## DATA FOR ANALYSIS:
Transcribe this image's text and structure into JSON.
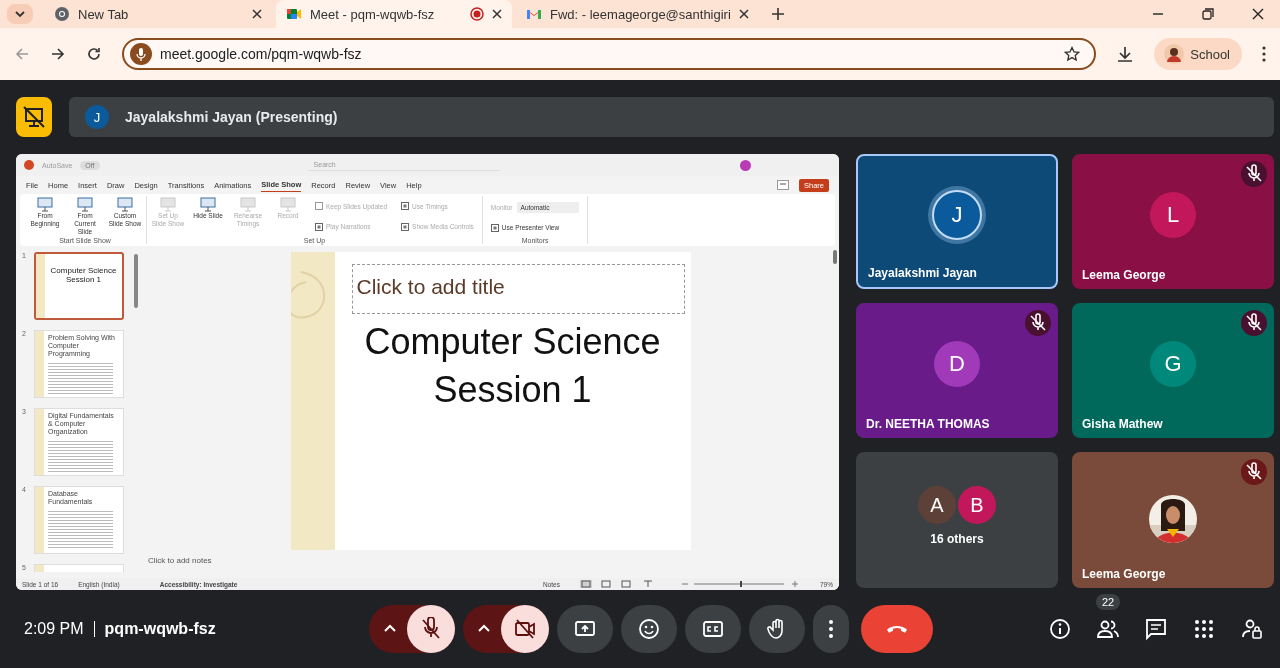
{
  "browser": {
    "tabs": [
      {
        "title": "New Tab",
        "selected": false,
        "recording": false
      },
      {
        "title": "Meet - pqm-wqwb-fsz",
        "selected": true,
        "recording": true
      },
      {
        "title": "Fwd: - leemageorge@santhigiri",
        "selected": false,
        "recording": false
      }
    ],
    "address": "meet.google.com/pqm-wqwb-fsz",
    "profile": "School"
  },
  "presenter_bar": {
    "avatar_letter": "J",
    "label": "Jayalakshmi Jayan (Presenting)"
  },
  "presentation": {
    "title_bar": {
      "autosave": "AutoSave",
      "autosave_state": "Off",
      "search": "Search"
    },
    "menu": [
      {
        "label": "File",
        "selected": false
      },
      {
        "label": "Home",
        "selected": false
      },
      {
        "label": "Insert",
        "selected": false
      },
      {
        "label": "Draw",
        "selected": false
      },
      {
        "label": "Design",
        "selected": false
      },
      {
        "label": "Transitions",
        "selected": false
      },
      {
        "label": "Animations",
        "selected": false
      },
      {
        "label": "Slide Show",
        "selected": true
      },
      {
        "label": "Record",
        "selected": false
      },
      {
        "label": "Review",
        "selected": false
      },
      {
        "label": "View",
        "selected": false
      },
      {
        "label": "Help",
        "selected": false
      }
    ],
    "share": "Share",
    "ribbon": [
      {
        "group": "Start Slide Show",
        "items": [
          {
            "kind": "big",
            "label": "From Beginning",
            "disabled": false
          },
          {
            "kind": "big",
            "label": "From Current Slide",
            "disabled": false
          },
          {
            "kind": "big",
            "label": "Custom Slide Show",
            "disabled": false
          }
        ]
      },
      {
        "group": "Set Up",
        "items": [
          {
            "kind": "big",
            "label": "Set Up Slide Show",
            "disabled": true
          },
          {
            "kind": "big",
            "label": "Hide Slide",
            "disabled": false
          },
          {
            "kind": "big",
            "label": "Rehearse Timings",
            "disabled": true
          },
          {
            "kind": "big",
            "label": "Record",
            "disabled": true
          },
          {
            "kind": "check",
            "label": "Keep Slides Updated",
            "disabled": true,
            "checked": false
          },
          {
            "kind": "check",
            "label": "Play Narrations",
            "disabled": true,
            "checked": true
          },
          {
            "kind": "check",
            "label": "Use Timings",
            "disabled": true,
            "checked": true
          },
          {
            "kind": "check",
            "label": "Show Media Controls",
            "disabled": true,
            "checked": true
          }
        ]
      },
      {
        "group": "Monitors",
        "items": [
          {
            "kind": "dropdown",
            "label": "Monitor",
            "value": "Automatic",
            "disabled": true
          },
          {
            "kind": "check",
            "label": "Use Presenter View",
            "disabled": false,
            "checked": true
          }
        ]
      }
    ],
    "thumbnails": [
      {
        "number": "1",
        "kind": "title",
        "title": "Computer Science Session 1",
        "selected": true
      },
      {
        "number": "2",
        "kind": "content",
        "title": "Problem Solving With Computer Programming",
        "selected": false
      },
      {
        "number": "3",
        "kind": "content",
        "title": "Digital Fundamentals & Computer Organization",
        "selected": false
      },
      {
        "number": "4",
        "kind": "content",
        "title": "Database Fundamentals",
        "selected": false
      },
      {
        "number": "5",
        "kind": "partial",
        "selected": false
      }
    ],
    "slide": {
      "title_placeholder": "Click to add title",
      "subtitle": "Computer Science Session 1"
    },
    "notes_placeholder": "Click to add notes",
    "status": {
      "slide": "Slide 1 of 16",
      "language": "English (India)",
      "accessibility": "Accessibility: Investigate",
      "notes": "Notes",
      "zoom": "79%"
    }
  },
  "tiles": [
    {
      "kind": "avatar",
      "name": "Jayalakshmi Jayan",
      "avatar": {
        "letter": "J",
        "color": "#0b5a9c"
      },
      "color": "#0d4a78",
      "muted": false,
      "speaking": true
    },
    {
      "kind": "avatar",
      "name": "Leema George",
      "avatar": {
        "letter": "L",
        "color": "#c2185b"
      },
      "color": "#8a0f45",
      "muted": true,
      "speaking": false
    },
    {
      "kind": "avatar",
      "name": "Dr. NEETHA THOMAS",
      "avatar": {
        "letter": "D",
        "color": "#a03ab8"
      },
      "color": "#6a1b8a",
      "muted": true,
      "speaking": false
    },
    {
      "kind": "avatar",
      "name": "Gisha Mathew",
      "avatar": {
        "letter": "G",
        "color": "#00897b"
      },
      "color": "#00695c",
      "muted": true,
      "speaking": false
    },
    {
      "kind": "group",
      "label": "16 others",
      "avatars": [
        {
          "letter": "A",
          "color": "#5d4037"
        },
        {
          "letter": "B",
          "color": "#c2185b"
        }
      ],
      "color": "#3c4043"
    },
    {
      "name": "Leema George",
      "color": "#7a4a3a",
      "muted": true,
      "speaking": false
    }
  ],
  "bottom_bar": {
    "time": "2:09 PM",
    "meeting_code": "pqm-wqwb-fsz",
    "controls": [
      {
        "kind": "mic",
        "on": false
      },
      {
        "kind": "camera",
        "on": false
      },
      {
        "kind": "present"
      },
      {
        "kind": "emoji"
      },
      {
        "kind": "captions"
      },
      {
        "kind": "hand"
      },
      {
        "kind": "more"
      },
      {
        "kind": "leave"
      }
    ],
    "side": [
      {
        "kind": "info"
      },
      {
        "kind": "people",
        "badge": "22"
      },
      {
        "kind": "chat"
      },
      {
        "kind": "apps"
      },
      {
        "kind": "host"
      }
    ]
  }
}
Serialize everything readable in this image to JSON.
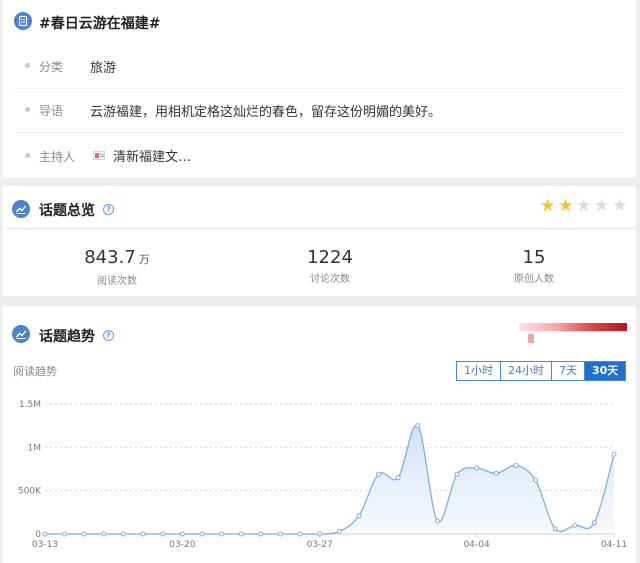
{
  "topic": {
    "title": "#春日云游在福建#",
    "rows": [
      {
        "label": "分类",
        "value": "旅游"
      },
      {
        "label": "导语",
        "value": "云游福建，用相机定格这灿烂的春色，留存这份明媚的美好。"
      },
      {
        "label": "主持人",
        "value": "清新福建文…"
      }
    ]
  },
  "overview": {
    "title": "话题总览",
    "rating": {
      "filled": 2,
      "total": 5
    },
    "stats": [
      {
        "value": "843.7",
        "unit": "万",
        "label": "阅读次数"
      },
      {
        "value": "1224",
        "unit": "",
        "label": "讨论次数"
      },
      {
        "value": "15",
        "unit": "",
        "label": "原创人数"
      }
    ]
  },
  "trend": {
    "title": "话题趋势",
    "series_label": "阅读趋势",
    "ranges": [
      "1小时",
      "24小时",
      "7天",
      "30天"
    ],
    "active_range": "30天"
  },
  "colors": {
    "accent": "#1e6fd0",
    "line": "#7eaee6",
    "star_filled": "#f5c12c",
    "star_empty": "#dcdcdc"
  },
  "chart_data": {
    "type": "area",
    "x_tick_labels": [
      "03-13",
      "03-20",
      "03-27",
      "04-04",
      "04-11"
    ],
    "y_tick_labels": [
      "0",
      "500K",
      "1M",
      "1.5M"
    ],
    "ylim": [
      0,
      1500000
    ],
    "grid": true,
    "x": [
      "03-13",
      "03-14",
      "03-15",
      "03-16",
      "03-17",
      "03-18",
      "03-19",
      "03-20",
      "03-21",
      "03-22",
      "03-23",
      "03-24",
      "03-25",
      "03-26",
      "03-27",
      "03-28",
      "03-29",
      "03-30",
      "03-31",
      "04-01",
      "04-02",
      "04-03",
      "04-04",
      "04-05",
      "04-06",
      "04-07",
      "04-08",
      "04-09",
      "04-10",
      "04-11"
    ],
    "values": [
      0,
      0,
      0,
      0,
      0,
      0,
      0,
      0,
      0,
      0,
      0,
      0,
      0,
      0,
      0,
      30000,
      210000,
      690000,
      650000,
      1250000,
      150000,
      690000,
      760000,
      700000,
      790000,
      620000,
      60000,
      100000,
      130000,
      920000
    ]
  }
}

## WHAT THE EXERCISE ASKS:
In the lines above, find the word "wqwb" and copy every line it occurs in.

## SOLUTION TO THIS PROBLEM:
        "title": "Meet - pqm-wqwb-fsz",
    "address": "meet.google.com/pqm-wqwb-fsz",
    "meeting_code": "pqm-wqwb-fsz",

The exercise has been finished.